To the right of the front lobby desk, visitors to the AIA’s Washington, D.C., headquarters encounter what is arguably the building’s single most outstanding design feature: the granite wall on which the names of the AIA’s Gold Medal recipients are carved. Midway down the list is the name of this nation’s third president, Thomas Jefferson.
Jefferson was a man of great ideas, among which was the connection he saw between public architecture and the ideals of a new nation. Although a staunch advocate of small government, he passionately believed that the civic institutions of the republic—its courthouses, legislative halls, custom houses, and libraries—should be models not of mediocrity but of excellence.
When, for example, Jefferson cast about for a model for Virginia’s new Capitol in Richmond, he chose the Maison Carrée not because it was cheap to build but because, to him, its chaste lines and noble proportions, transplanted to the brow of a hill overlooking the James River, would both reflect and shape the highest aspirations of the commonwealth’s civic discourse. It would be a model—both at home and abroad—of this nation’s values and ideals.

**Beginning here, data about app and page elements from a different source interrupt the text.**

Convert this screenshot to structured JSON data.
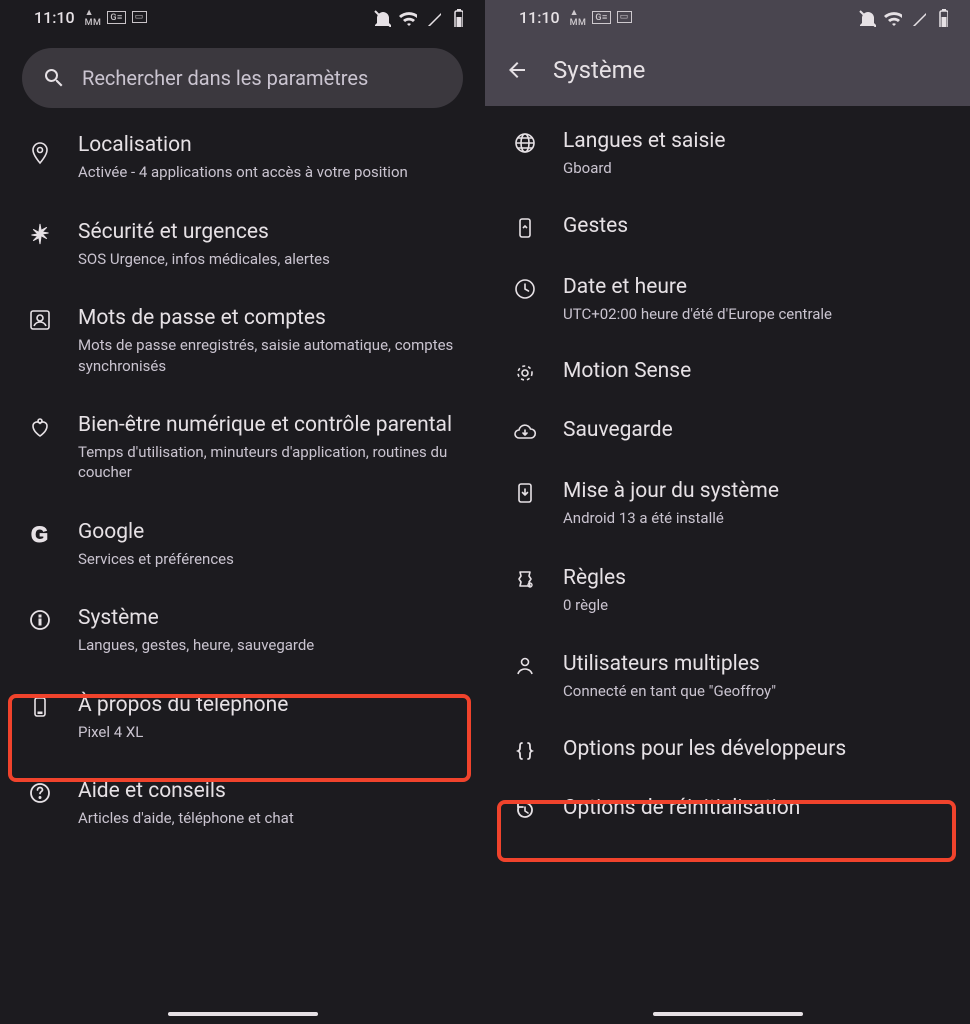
{
  "status": {
    "time": "11:10"
  },
  "left": {
    "search_placeholder": "Rechercher dans les paramètres",
    "items": [
      {
        "icon": "location",
        "title": "Localisation",
        "subtitle": "Activée - 4 applications ont accès à votre position"
      },
      {
        "icon": "asterisk",
        "title": "Sécurité et urgences",
        "subtitle": "SOS Urgence, infos médicales, alertes"
      },
      {
        "icon": "accountbox",
        "title": "Mots de passe et comptes",
        "subtitle": "Mots de passe enregistrés, saisie automatique, comptes synchronisés"
      },
      {
        "icon": "wellbeing",
        "title": "Bien-être numérique et contrôle parental",
        "subtitle": "Temps d'utilisation, minuteurs d'application, routines du coucher"
      },
      {
        "icon": "google",
        "title": "Google",
        "subtitle": "Services et préférences"
      },
      {
        "icon": "info",
        "title": "Système",
        "subtitle": "Langues, gestes, heure, sauvegarde",
        "highlight": true
      },
      {
        "icon": "phonebox",
        "title": "À propos du téléphone",
        "subtitle": "Pixel 4 XL"
      },
      {
        "icon": "help",
        "title": "Aide et conseils",
        "subtitle": "Articles d'aide, téléphone et chat"
      }
    ]
  },
  "right": {
    "title": "Système",
    "items": [
      {
        "icon": "globe",
        "title": "Langues et saisie",
        "subtitle": "Gboard"
      },
      {
        "icon": "gesture",
        "title": "Gestes"
      },
      {
        "icon": "clock",
        "title": "Date et heure",
        "subtitle": "UTC+02:00 heure d'été d'Europe centrale"
      },
      {
        "icon": "motion",
        "title": "Motion Sense"
      },
      {
        "icon": "cloud",
        "title": "Sauvegarde"
      },
      {
        "icon": "download",
        "title": "Mise à jour du système",
        "subtitle": "Android 13 a été installé"
      },
      {
        "icon": "rules",
        "title": "Règles",
        "subtitle": "0 règle"
      },
      {
        "icon": "user",
        "title": "Utilisateurs multiples",
        "subtitle": "Connecté en tant que \"Geoffroy\""
      },
      {
        "icon": "braces",
        "title": "Options pour les développeurs",
        "highlight": true
      },
      {
        "icon": "restore",
        "title": "Options de réinitialisation"
      }
    ]
  }
}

As a student of the classics, Jefferson was also in touch with another idea, one as old as as Rome itself: that the investment in public architecture had the potential to orchestrate the pattern of community development according to the genius of a particular site. Although a certain style might prevail—Palladian in the case of Jefferson—style could be and was adapted in ways that communicated a common vocabulary of national ideals while contributing to a unique and nurturing sense of place.
At a time when public officials at all levels of government are looking for ways to cut budgets, architects should not be wringing their hands, fearing a dramatic decline in the quality of public architecture a foregone conclusion. Instead, whether through informed advocacy or initiatives such as the General Services Administration’s commitment to sustainability, we should—and the AIA will—help elected officials understand this powerful truth: Design is their greatest resource. Investing in it is money well spent and the basis of vibrant and sustainable communities.
Citing the example of Jefferson is a good place to begin.
Clark D. Manus, FAIA, 2011 President